  • Does the burn appear to be leathery and hard? (see 3rd degree burn, and dial 911)

  • If the victim is a baby, child, disabled person or elderly person, no matter how mild the burn appears, get medical assistance immediately or dial 911.

  • If the burn has injured the hands, face, genitalia, feet, joint creases, or the entire circumference of a limb or the body, get medical assistance immediately or dial 911.

1st Degree Burn:

The burn looks like a sunburn, may have mild swelling, redness and some pain. The damage is on the surface and the pain should subside within 72 hours, but there should be no or little scarring. Treat at home as follows:

Remove all clothing and any jewelry from the injured area right away. Put the burnt area under cold running water, submerge in cold water, or place a clean, cold, wet cloth on the burn. Never use ice! Gently clean the burn with mild or baby soap and water. Apply an antiseptic lotion/cream and cover with a bandage or dry gauze. Give a mild painkiller (paracetamol, acetaminophen or ibuprofen), or something as directed by a physician.

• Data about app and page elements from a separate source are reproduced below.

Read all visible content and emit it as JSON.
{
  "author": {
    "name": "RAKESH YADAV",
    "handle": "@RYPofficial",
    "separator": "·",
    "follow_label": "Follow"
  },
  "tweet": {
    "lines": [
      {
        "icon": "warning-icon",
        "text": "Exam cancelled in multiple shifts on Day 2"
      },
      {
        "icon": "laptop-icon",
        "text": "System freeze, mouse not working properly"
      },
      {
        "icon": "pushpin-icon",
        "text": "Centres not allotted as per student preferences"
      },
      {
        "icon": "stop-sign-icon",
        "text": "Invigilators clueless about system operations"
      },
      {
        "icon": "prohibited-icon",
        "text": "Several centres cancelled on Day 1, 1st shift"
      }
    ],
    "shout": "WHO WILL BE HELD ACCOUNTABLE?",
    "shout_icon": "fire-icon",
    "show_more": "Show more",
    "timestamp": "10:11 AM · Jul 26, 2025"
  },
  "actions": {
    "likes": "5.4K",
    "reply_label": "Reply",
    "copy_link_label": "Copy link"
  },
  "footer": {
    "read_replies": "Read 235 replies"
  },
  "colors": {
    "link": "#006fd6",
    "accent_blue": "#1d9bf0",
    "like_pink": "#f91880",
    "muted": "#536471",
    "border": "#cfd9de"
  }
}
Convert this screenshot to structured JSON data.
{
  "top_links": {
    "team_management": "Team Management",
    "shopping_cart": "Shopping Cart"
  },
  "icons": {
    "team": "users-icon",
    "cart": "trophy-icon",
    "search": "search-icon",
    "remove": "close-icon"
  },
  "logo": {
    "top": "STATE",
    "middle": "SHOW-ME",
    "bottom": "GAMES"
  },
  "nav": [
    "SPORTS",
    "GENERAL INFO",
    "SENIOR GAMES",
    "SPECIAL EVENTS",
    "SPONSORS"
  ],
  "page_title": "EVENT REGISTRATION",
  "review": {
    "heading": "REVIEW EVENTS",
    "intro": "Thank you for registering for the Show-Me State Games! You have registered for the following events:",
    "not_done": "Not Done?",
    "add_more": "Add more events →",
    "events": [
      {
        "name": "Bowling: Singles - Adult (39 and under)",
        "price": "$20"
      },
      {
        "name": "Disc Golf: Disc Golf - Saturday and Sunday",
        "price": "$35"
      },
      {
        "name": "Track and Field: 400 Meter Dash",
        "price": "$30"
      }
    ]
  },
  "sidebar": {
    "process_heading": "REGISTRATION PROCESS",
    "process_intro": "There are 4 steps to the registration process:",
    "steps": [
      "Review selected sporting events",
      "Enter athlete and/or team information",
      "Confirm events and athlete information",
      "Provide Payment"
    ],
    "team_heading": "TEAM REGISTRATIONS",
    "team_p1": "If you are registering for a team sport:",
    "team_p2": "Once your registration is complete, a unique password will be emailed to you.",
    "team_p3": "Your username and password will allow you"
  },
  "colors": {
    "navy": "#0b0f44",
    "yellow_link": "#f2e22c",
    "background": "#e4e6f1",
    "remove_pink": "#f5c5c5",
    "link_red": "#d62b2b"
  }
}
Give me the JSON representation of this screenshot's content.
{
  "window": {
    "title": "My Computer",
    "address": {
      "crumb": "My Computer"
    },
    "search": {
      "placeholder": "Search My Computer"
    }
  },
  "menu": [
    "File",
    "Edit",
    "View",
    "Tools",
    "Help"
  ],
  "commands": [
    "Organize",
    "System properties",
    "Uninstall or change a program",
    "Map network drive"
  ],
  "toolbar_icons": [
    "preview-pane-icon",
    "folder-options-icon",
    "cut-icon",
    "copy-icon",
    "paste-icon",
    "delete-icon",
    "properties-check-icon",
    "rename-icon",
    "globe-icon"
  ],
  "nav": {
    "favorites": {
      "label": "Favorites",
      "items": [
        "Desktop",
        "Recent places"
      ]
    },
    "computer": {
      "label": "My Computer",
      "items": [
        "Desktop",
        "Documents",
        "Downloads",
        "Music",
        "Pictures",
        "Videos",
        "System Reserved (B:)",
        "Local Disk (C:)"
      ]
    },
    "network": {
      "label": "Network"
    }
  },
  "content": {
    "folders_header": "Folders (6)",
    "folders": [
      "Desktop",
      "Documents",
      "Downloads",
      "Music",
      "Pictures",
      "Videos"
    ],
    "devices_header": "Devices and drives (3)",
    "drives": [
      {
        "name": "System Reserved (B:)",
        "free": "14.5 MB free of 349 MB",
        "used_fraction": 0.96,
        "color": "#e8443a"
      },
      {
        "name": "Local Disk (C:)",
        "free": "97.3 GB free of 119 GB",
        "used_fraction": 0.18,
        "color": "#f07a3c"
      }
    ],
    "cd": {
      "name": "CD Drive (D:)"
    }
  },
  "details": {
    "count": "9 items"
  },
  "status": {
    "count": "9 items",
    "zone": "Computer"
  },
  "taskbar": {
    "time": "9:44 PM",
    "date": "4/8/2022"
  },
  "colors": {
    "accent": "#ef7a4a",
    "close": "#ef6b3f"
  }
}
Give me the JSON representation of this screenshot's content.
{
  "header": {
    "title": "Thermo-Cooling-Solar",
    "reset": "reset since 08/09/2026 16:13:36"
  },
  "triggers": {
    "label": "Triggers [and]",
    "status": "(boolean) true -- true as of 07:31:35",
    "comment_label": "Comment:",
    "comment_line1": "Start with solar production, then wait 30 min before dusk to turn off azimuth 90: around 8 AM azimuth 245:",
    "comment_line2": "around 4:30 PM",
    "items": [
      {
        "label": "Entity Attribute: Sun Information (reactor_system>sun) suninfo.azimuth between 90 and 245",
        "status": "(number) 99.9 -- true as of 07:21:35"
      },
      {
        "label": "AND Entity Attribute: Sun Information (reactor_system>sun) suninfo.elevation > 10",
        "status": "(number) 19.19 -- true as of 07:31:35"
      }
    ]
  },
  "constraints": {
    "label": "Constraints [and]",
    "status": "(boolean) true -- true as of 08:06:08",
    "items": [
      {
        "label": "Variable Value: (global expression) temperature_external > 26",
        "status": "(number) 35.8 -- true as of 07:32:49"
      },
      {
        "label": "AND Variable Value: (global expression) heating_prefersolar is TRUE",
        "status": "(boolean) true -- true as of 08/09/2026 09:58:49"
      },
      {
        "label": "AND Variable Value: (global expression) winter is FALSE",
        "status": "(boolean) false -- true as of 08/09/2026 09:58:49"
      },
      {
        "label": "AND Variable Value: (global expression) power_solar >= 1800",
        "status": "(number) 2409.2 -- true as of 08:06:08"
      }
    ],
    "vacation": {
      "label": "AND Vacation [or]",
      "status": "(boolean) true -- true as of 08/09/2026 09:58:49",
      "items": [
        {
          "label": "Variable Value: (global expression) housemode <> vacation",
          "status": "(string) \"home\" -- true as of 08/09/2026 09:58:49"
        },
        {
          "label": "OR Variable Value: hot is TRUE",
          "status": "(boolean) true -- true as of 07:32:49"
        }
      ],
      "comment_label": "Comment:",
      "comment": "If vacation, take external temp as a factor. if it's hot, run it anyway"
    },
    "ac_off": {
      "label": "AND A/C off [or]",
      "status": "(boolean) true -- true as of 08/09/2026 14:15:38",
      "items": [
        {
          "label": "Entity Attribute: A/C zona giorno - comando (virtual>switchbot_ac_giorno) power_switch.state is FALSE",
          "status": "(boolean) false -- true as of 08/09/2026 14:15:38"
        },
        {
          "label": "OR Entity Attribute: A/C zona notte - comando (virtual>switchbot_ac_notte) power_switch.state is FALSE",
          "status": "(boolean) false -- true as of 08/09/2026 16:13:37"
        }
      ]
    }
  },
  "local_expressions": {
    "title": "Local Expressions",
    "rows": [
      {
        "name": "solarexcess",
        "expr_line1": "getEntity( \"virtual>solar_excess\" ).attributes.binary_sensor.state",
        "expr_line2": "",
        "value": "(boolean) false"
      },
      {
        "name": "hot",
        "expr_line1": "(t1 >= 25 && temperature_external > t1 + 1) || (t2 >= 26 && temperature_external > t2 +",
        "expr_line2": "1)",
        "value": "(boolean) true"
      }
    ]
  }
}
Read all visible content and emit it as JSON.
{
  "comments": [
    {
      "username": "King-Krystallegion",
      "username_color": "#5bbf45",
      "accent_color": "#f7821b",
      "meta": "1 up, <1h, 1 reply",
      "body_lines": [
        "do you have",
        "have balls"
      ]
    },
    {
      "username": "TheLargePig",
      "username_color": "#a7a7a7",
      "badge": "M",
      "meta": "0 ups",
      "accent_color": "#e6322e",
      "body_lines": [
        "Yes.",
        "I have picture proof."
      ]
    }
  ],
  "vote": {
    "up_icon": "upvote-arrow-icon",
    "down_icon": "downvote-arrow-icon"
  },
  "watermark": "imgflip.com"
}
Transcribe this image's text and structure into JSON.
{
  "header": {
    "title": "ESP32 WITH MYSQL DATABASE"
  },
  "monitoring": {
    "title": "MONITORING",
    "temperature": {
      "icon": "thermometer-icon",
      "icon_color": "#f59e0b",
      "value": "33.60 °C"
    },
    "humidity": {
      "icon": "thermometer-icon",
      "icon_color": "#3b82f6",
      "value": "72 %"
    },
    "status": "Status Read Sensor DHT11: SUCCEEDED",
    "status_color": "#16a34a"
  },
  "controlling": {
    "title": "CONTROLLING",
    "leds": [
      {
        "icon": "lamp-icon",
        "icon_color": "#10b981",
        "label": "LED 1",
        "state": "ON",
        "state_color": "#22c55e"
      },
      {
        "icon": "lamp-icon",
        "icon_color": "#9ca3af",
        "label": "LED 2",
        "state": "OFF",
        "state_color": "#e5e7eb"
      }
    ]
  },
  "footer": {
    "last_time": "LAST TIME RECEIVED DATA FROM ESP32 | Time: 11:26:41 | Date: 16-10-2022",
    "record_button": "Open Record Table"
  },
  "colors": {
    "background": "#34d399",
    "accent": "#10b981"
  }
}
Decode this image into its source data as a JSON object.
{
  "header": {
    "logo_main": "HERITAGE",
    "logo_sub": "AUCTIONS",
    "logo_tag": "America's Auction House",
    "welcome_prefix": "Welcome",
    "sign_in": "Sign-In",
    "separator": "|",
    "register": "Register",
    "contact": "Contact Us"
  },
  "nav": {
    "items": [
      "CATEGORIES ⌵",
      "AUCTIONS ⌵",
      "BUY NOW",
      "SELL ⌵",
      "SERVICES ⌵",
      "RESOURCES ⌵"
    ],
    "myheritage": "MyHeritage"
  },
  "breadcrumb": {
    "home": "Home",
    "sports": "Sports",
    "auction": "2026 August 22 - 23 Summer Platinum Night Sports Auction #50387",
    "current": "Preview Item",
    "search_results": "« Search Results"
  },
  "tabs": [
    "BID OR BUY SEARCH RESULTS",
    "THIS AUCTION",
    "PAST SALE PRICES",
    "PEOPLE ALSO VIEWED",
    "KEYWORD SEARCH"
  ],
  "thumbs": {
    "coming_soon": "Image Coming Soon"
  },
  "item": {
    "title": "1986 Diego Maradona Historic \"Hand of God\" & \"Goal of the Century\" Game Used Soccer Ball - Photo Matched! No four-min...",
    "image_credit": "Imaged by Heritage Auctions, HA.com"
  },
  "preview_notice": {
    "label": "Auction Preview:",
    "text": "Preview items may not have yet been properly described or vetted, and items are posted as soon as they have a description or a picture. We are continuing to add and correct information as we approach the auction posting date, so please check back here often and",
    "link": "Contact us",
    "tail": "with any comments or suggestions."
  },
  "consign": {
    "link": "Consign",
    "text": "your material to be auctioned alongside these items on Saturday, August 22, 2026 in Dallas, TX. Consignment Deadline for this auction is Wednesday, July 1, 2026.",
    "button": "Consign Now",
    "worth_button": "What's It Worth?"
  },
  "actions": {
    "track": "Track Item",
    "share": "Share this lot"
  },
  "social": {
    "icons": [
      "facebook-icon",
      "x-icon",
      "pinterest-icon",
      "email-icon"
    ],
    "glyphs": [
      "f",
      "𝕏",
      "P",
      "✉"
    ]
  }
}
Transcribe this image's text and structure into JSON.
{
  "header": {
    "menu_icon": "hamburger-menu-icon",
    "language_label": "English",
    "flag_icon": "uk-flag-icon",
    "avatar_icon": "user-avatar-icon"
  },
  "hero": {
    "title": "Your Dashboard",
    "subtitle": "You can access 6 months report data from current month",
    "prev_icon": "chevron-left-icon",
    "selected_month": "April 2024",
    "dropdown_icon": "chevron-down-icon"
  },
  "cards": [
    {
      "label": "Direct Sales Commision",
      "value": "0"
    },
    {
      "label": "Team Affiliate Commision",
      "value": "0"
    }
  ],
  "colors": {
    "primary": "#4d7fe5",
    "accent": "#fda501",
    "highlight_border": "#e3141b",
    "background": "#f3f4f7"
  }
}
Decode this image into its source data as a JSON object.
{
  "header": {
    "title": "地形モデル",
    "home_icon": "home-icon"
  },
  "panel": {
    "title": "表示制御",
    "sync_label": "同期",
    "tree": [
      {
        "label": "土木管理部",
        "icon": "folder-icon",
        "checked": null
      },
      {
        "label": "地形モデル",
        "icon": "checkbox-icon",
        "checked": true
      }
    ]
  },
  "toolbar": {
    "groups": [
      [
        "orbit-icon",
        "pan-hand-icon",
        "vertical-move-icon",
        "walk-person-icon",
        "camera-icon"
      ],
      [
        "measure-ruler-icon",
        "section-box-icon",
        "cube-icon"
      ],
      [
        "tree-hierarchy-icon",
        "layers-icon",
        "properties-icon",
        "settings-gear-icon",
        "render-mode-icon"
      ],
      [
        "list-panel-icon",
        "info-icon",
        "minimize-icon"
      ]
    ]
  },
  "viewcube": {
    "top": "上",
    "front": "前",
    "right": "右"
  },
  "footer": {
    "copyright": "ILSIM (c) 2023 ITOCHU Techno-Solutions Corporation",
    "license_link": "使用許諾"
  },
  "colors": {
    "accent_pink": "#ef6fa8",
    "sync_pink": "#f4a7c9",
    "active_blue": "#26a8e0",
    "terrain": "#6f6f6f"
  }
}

Never ever use oil, grease or butter on the wound!

2nd Degree Burn:

The burn looks like a sunburn with blisters, may have mild swelling, redness and will be very painful because the nerve endings have been slightly damaged. The burn has injured the skin’s upper layer and part of the layer beneath it. There is the possibility of infection, but if kept clean, the burn should heal in about 14 days with no or little scarring. Treat at home as follows:

Follow the procedures for 1st degree burns. Do not pop any blisters to aid healing and avoid infection. Broken blisters must be cleaned with water, and have an antibiotic lotion/cream applied gently. Cover with a dry gauze bandage. If the injury is to a limb, elevate it. If after 2 days the wound is not healing, appears very red and swollen around the edges, discomfort is increasing or it appears yellowy and full of pus, see a doctor as soon as possible. Antibiotics may be needed.

3rd Degree Burn:

Dial 911 now! This burn looks white or black, or both, appears bloodless, and feels or looks hard and leathery, but there is probably no pain. The burn has completely destroyed the skin, leaving no way for it to heal properly. It will need skin grafting and wound contraction to keep the area covered. It will leave terrible scars.

After dialing 911, you must:

  • Not remove clothing or any item on or near the burn site

  • Do not use cold water or medicines

  • Cover the burn with dry, clean cloths

  • If a limb is burnt, elevate it immediately

  • If the burn is on the face, ensure the person can breath and isn’t having difficulty doing so

  • Check the person for shock – try to keep them calm, but alert

  • Get the victim to a hospital immediately

Sources: Alberta Municipal Affairs
Clinical Reference Systems
Person ALMS.Com
How Stuff Works.Com
Safety Council.Org>